[Element data from apps and pages]
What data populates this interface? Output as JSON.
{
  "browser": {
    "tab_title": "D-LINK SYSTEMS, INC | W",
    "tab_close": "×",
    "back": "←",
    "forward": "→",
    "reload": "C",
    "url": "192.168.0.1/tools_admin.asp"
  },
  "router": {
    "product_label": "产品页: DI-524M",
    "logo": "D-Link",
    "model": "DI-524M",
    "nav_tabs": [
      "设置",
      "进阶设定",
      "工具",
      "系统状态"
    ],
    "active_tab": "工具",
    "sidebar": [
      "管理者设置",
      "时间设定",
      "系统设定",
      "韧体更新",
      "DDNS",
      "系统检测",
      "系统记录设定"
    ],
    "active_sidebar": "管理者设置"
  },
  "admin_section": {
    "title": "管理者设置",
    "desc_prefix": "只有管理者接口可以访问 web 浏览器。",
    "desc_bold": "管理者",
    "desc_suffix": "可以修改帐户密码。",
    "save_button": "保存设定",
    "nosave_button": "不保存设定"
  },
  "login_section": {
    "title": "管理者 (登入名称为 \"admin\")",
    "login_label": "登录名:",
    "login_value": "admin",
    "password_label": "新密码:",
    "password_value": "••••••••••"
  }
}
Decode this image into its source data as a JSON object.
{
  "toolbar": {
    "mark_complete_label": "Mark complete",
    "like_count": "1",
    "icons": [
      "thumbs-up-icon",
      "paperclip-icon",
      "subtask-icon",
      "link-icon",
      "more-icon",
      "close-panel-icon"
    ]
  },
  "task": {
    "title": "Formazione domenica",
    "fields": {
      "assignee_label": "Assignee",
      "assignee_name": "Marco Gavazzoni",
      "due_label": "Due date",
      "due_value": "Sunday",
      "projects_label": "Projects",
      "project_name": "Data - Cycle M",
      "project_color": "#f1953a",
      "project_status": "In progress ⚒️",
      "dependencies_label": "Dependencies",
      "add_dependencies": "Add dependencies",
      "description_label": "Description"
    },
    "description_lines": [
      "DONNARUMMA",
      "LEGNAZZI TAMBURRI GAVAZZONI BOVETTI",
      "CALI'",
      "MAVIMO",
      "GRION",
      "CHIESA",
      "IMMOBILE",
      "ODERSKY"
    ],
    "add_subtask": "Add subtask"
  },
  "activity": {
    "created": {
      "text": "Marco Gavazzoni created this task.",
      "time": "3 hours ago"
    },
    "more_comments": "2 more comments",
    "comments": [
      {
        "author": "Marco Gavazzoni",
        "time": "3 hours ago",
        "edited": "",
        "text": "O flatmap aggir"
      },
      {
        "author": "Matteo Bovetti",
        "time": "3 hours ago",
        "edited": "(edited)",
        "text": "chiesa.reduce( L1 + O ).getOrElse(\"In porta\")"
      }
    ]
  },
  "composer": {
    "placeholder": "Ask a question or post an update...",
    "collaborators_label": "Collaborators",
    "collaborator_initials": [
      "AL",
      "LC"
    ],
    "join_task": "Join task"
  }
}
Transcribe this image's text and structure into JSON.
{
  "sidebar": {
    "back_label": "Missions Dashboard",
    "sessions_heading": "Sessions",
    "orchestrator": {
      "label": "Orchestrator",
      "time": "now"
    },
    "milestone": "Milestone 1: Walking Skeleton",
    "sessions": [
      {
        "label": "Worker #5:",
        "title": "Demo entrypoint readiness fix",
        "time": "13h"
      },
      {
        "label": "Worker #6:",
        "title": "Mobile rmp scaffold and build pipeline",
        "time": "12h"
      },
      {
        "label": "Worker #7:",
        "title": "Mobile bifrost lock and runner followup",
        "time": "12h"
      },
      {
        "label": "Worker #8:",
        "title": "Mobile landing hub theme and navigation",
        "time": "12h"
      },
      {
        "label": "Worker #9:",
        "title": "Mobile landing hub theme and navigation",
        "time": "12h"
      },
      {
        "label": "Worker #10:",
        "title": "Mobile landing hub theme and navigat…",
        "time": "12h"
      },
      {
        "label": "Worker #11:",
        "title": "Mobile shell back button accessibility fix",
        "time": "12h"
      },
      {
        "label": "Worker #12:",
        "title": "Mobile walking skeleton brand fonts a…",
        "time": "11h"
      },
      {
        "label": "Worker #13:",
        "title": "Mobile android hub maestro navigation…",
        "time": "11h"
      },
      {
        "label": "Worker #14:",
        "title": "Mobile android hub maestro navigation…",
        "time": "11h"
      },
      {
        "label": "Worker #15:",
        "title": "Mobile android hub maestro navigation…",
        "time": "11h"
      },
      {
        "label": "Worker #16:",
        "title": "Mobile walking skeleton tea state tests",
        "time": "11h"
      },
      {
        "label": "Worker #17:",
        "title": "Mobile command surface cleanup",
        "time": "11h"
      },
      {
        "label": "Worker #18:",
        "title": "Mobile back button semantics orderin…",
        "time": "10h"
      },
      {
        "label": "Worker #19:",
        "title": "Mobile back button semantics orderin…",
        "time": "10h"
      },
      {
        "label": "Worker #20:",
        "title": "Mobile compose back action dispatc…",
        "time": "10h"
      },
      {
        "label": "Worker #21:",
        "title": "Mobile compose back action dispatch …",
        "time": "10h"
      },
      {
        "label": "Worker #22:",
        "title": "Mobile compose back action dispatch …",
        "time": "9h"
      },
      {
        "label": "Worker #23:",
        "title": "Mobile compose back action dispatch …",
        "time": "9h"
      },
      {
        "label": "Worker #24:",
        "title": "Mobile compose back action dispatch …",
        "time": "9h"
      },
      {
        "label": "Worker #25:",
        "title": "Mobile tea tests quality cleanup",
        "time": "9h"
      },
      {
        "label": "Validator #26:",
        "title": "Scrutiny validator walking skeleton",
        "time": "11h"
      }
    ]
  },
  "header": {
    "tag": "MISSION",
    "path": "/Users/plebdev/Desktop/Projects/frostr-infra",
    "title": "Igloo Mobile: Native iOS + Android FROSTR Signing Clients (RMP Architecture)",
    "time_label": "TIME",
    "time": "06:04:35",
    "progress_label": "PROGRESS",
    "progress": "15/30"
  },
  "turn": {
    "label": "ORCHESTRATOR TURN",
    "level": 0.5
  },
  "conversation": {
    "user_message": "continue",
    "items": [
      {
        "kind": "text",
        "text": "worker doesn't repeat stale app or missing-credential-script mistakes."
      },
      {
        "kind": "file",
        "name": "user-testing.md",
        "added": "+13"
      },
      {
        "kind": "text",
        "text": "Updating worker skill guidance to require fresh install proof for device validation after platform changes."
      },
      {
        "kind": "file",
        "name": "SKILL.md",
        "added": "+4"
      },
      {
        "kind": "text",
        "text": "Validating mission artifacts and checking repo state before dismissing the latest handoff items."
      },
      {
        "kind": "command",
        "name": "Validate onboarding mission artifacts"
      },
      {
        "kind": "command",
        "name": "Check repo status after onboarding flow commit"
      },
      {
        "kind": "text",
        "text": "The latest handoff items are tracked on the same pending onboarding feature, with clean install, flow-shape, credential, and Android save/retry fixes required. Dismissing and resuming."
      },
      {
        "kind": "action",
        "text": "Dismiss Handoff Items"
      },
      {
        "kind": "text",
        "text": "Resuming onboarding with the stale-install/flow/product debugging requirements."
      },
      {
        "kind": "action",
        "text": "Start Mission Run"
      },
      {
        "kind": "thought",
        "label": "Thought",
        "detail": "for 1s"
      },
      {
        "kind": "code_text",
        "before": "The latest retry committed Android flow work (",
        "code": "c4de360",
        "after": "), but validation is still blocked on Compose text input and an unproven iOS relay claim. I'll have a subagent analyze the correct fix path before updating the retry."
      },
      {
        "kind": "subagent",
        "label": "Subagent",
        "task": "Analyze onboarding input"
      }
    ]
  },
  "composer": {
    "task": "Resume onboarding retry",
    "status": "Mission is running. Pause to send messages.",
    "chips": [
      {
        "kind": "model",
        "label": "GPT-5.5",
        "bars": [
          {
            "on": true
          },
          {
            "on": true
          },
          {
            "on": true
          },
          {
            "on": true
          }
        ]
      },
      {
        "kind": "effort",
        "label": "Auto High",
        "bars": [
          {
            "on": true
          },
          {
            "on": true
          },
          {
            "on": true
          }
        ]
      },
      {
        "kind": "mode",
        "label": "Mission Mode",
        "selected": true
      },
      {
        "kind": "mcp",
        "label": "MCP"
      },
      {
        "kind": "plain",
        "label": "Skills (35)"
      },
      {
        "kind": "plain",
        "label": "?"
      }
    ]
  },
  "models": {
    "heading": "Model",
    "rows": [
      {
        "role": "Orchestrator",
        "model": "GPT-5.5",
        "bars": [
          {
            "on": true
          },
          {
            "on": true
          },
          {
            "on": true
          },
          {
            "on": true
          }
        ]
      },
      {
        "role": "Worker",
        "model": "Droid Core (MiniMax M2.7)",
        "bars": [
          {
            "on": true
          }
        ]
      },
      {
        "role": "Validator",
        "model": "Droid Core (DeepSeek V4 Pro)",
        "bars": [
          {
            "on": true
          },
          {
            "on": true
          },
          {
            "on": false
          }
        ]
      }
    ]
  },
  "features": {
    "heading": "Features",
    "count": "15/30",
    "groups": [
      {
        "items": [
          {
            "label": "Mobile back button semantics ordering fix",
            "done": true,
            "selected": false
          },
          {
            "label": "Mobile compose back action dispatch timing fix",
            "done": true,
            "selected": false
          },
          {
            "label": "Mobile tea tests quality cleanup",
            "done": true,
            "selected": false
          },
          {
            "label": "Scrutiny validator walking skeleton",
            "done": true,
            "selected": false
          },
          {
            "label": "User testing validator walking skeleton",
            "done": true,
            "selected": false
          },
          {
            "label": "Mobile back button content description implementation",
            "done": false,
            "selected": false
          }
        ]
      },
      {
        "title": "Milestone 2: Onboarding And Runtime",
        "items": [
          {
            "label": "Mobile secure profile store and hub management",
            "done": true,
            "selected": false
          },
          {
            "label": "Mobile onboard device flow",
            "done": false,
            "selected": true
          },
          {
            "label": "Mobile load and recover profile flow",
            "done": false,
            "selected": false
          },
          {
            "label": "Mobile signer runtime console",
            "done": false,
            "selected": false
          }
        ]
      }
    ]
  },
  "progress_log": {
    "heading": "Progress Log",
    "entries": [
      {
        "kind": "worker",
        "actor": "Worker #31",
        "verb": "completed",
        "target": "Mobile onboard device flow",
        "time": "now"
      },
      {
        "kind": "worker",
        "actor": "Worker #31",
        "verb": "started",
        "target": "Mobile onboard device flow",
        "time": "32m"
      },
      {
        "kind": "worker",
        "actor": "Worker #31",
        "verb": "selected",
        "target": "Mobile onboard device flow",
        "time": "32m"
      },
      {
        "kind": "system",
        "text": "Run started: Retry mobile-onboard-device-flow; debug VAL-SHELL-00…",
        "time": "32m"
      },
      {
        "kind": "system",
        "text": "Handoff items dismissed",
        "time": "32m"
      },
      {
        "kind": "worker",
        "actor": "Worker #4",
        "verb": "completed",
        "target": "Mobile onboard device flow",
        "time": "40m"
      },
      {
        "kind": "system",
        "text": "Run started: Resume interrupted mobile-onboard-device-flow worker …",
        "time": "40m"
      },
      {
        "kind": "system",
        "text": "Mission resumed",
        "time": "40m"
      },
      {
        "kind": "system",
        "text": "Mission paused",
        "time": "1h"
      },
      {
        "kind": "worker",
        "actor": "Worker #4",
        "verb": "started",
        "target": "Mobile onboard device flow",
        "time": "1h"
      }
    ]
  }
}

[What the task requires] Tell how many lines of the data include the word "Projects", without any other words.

[Output of the exercise] 2